Transaction cost economics (TCE) is probably the most frequently used theoretical foundation for studies of joint ventures (JVs) and strategic alliances (see reviews by Tsang, 2000; Zhao et al., 2004; Tihanyi et al., 2005; Geyskens et al., 2006; Brouthers and Hennart, 2007; Brouthers, 2013). Transaction cost economics addresses the question how firms organize their transactions with other firms, and, consequently, where they draw their organizational boundaries. Transaction cost economics provides a theoretical grounding to analyze the choice of governance structures, for example between JVs and other organizational forms, such as licensing, contracts or wholly owned subsidiaries (WOS). However, despite its parsimony and its popularity, TCE has also been frequently critiqued and is arguably the most misinterpreted theory in international business research (Borys and Jemison, 1989; Zajac and Olsen, 1993; Ghoshal and Moran, 1996). Moreover, empirical findings on some of the constructs derived from TCE find inconsistent results. While many studies support the arguments of TCE, other studies find insignificant or even opposite results (Zhao et al., 2004; Brouthers and Hennart, 2007).
Klaus E. Meyer and Yi Wang
Transaction cost economics (TCE) has been extensively applied by international business scholars to analyze joint ventures and strategic alliances. It provides a theoretical basis to analyze how firms organize their transactions with other firms, and hence their choices of governance structures, for example, between JVs and other organizational forms. However, TCE has also been frequently critiqued and empirical findings on some of the constructs derived from TCE find inconsistent results. This chapter critically evaluates the TCE literature on cross-border business activity to evaluate to what extent this empirical literature actually supports or refutes TCE-based arguments, and to provide directions for future research. We identify four major challenges: (1) the level of analysis used to proxy transaction costs, (2) contextual drivers of transaction costs, especially in emerging economies, (3) the theoretical ambiguity of TCE arguments with respect to distance and experience, and (4) the assumption that JVs are a flexible (low-risk) mode of operation. This discussion leads to suggestions on how to design empirical research more consistent with the theory.
Yi Pan and Ziyu Wang

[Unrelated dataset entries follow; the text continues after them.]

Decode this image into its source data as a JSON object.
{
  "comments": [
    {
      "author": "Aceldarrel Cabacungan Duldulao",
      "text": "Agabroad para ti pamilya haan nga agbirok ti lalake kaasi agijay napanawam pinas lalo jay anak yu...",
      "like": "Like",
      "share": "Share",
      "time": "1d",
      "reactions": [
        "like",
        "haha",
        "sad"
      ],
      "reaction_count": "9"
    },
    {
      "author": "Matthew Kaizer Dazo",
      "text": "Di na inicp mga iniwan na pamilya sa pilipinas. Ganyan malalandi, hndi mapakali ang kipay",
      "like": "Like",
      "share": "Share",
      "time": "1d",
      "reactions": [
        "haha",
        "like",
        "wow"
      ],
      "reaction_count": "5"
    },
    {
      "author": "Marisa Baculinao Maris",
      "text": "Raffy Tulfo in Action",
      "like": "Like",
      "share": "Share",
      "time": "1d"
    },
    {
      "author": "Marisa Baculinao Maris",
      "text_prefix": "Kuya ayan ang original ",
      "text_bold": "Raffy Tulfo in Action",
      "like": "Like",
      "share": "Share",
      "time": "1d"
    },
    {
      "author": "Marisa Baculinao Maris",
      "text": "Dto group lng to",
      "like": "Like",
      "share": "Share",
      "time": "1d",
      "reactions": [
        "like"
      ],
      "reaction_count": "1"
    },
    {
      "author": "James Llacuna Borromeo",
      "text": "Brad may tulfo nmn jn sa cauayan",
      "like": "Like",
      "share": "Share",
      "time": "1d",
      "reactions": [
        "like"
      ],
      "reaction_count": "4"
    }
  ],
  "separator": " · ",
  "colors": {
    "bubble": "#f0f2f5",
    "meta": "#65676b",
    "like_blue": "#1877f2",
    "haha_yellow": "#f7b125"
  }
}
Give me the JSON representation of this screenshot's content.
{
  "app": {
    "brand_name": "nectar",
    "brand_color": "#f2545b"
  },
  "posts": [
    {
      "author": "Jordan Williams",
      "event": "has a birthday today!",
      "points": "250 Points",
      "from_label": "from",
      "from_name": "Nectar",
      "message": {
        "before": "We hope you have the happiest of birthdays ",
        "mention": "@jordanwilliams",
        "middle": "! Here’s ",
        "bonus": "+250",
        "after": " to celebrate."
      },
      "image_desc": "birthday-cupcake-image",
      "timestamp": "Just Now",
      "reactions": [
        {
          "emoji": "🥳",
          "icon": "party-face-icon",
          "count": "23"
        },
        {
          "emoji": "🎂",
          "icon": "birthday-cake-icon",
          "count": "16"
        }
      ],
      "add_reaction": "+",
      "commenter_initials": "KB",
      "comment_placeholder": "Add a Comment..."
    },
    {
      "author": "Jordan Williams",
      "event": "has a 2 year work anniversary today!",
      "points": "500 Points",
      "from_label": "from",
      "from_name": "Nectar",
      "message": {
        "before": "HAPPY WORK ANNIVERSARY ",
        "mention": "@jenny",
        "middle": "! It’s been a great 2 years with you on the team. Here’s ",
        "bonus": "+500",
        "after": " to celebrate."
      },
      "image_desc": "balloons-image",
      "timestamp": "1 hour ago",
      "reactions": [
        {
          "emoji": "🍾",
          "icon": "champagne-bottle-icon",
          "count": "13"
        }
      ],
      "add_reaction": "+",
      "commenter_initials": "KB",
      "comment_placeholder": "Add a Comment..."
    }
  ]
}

The rapid economic growth along with high inequality has changed the principal social contradiction within China, which has been interpreted by the Chinese Communist Party in 2017 as the contradiction between the inadequate development and the ever-growing needs of the people for a better life in this ‘new era’. The response to this contradiction is to complete building a comprehensive welfare system. After presenting the development of the Chinese welfare system marked by four turning points, this chapter addresses the outcomes and problems in the ongoing reform efforts in terms of expanding and integrating social insurances and expanding the social services. The chapter also explores the moderate universalism welfare principle, which guides the current reform, and its historical, political and cultural roots. In the discussion of international social policy, the authors refer to China’s position in building a community with a shared future for humanity against the background of globalization.
Terry Flew, Xiang Ren and Yi Wang
This chapter on China’s history of policy development around the creative industries shows that China now takes a sophisticated and strongly contemporised view of the potential of both cultural heritage and convergent digital ‘createch’. The chapter is clear about the significance of the adoption, in China’s 13th Five Year Plan (1996–2020), of the digital creative industries as one of the five ‘strategic emerging industries’.
Jiani Wang, Yi Tan and Manhong Liu
The chapter elaborates on the business angel (BA) market in China, which has developed significantly since its emergence at the end of the 1990s. The increasing numbers of successful cashed-out entrepreneurs emerging from the Internet and high-tech has resulted in the emergence of angel investment. Currently, there are numerous angel groups and matchmaking services that have served to enhance the market. The authors show that the investment behavior of Chinese BAs is very similar to that in western countries, but Chinese BAs are younger, invest more infrequently and lack an understanding of BA investing. The authors also emphasize the need to understand the role of the government in the BA market in improving the regulation and environment of BA investments.